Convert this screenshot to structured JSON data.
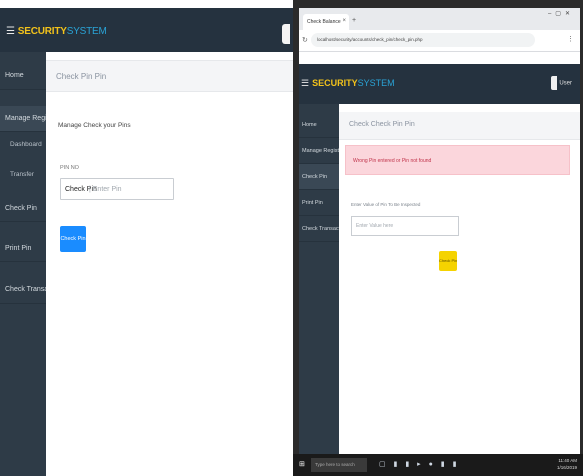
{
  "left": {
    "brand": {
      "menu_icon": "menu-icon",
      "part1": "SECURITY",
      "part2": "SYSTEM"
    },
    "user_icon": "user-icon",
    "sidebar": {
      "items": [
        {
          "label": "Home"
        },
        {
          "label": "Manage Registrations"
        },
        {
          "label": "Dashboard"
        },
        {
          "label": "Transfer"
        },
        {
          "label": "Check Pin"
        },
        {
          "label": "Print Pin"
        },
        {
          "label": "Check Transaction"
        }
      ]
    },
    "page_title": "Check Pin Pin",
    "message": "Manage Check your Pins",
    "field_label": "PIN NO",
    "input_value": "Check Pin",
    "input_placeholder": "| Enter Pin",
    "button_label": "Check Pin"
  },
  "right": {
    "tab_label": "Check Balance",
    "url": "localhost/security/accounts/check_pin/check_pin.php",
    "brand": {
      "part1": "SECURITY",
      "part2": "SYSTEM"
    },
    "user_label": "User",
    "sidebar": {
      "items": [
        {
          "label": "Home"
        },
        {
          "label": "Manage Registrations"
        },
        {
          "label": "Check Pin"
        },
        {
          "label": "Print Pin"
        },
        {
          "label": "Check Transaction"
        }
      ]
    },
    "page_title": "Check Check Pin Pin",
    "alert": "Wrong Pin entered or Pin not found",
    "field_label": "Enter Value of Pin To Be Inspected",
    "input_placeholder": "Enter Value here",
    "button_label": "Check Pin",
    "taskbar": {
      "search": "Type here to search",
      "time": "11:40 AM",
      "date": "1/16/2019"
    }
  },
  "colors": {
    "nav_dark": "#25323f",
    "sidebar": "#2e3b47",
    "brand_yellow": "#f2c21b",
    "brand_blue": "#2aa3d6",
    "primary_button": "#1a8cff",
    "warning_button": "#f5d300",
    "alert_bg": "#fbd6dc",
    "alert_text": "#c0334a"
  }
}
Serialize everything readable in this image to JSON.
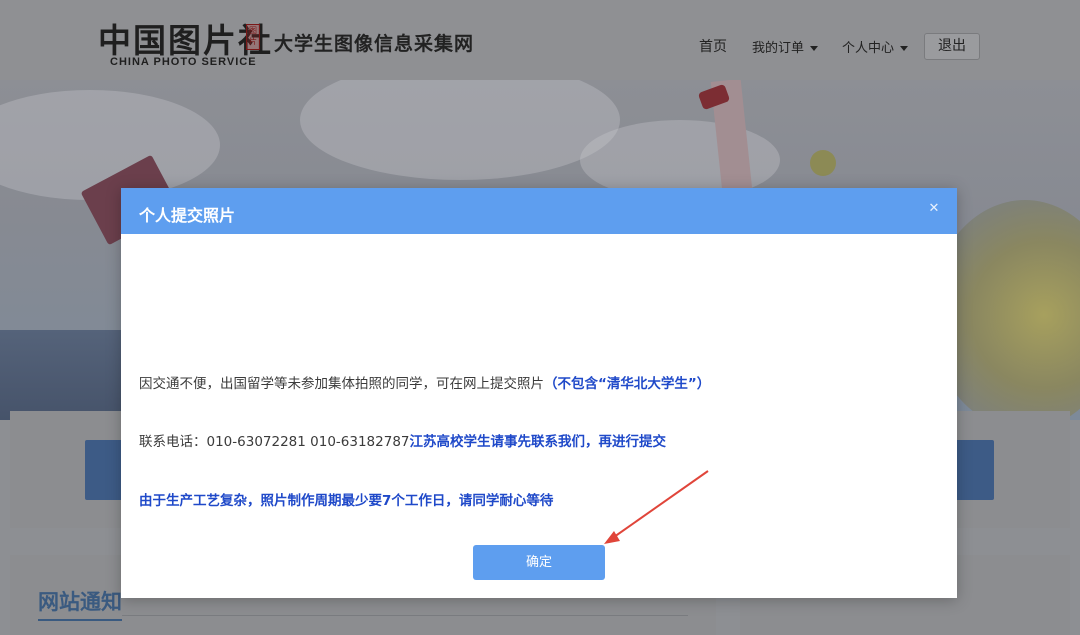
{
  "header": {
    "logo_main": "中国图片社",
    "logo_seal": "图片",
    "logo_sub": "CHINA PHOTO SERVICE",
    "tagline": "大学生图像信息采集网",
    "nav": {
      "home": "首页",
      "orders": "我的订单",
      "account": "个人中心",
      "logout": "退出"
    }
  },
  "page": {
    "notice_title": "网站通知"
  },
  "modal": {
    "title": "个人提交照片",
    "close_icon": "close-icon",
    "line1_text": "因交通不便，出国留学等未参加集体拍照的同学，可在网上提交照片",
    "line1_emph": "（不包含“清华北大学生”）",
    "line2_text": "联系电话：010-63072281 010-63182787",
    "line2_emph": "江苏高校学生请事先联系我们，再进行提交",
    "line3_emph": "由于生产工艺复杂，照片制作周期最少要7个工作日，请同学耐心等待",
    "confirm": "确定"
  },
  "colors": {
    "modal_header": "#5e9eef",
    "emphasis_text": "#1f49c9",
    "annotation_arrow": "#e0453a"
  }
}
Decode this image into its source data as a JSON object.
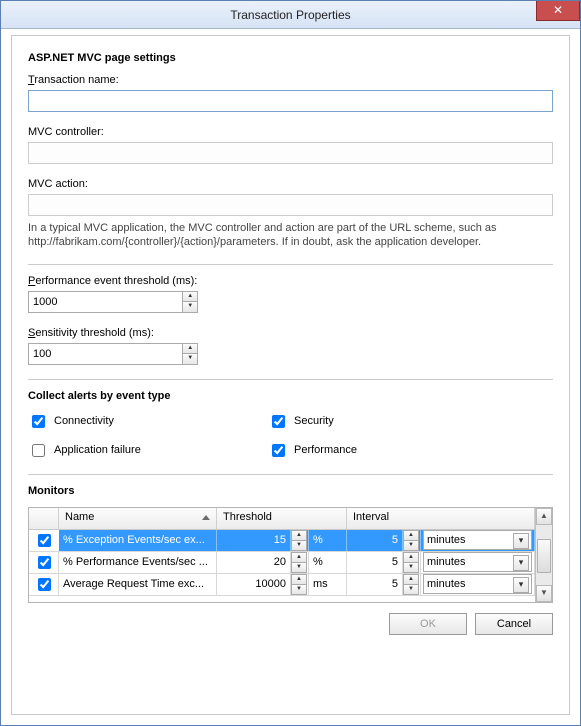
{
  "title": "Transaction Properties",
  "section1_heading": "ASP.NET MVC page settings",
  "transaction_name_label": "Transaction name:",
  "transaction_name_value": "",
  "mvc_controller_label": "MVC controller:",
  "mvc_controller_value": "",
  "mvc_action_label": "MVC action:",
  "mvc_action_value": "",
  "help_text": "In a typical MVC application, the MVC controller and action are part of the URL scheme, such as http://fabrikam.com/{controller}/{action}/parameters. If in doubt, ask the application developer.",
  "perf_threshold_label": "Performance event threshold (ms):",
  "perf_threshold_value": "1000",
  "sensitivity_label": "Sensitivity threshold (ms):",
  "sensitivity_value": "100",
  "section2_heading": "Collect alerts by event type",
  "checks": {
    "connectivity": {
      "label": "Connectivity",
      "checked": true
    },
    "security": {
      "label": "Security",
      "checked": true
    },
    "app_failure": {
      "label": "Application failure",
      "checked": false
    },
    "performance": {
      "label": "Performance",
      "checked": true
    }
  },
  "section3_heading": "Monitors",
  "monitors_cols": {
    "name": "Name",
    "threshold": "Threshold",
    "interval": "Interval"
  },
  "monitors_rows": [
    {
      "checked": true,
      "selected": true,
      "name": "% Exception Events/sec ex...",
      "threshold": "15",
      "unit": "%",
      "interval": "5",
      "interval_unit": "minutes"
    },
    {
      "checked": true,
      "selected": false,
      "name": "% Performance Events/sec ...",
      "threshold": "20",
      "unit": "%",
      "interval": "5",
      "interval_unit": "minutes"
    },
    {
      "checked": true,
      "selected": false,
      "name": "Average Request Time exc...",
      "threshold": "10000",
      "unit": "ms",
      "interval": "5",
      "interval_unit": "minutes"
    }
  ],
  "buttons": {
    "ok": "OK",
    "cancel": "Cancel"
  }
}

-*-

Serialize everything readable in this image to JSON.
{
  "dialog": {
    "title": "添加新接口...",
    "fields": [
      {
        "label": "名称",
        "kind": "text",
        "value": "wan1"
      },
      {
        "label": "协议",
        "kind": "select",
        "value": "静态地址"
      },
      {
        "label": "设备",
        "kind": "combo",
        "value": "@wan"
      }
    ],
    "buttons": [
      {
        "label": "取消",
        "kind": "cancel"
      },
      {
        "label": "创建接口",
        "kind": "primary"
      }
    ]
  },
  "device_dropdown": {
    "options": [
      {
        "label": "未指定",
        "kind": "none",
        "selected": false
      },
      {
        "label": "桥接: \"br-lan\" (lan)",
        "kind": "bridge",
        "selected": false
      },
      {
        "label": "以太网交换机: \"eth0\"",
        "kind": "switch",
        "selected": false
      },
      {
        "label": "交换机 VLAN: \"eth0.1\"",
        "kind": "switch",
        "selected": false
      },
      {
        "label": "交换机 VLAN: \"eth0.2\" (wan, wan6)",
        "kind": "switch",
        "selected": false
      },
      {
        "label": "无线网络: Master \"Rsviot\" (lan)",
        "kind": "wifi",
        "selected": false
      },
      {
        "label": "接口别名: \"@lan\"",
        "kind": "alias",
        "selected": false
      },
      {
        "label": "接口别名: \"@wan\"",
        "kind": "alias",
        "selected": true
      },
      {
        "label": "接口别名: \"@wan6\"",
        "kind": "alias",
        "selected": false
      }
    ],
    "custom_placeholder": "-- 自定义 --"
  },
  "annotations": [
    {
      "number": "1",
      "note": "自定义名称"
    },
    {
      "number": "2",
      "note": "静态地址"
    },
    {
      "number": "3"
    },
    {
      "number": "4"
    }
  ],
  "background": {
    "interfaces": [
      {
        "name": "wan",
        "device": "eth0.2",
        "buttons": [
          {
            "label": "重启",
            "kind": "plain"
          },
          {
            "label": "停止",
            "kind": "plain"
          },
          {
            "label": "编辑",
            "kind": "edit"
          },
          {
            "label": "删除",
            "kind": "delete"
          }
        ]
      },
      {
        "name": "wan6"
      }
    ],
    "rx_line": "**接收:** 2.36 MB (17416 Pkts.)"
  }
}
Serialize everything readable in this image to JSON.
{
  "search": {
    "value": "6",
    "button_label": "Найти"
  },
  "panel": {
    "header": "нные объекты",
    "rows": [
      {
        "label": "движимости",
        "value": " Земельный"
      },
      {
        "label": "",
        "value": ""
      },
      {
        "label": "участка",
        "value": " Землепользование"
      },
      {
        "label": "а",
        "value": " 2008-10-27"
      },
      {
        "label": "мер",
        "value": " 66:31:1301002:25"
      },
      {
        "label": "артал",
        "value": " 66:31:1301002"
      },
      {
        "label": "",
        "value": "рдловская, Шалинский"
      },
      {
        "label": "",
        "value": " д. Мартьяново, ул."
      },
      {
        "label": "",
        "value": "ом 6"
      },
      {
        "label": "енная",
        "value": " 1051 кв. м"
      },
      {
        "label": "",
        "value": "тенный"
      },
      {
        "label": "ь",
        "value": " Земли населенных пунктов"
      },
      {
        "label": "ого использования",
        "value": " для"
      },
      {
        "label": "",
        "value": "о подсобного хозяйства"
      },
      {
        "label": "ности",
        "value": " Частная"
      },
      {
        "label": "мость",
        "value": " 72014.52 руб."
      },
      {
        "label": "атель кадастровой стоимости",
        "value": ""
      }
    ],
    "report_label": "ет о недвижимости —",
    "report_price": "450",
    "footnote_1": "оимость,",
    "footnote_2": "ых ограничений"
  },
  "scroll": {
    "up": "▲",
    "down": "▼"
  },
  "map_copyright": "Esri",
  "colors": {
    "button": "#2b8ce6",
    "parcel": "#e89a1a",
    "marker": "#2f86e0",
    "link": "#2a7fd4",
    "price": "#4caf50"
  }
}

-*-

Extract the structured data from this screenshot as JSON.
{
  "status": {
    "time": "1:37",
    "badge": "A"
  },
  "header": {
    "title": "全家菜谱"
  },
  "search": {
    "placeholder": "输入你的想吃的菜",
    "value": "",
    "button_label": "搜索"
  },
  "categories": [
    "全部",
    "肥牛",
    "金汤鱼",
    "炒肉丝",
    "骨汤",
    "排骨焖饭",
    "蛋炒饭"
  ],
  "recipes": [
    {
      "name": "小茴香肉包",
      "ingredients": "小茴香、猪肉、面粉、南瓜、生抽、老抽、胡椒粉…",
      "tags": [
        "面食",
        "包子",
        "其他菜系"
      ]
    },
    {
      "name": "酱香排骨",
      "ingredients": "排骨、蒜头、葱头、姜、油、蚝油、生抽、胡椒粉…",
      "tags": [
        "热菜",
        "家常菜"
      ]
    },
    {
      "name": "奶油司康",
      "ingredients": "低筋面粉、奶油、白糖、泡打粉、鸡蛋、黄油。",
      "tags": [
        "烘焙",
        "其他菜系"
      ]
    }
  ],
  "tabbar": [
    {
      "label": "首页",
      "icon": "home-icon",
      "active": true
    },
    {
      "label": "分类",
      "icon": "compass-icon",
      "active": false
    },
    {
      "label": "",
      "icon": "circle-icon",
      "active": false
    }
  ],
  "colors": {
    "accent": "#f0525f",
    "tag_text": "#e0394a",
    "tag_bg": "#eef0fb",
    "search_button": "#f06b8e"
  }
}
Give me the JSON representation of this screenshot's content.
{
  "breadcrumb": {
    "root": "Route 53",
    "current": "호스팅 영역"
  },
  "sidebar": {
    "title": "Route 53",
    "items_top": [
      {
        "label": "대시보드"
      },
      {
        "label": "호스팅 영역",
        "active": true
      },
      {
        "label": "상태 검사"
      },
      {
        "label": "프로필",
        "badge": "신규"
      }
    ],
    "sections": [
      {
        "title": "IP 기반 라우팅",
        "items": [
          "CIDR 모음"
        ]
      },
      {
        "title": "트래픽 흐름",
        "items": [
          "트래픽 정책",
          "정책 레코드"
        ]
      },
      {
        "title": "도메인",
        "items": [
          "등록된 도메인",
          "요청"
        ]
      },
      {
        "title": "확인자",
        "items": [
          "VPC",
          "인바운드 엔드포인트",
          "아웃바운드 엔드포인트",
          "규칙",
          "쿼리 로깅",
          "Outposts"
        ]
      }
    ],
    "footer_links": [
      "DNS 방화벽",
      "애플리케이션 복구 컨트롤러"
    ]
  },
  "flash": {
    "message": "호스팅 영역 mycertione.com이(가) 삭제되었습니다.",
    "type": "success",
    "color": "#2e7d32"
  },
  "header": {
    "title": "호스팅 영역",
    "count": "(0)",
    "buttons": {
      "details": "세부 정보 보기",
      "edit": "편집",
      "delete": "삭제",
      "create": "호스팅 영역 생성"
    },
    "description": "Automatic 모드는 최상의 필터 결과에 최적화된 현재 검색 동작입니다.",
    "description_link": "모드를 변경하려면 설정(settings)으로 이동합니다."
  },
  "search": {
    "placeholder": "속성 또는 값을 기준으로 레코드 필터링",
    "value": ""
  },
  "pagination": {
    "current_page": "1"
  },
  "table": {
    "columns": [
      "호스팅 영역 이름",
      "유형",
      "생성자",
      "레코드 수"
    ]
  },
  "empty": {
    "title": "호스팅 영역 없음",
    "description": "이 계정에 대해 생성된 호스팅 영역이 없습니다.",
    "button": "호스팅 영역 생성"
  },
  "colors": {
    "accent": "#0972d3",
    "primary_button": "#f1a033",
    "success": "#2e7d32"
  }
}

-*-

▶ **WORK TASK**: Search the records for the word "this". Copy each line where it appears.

▶ **FINISHED EXERCISE**:
Convert this screenshot to structured JSON data.
Serialize everything readable in this image to JSON.
Decode this image into its source data as a JSON object.
Serialize everything readable in this image to JSON.
Serialize everything readable in this image to JSON.
Extract the structured data from this screenshot as JSON.
Give me the JSON representation of this screenshot's content.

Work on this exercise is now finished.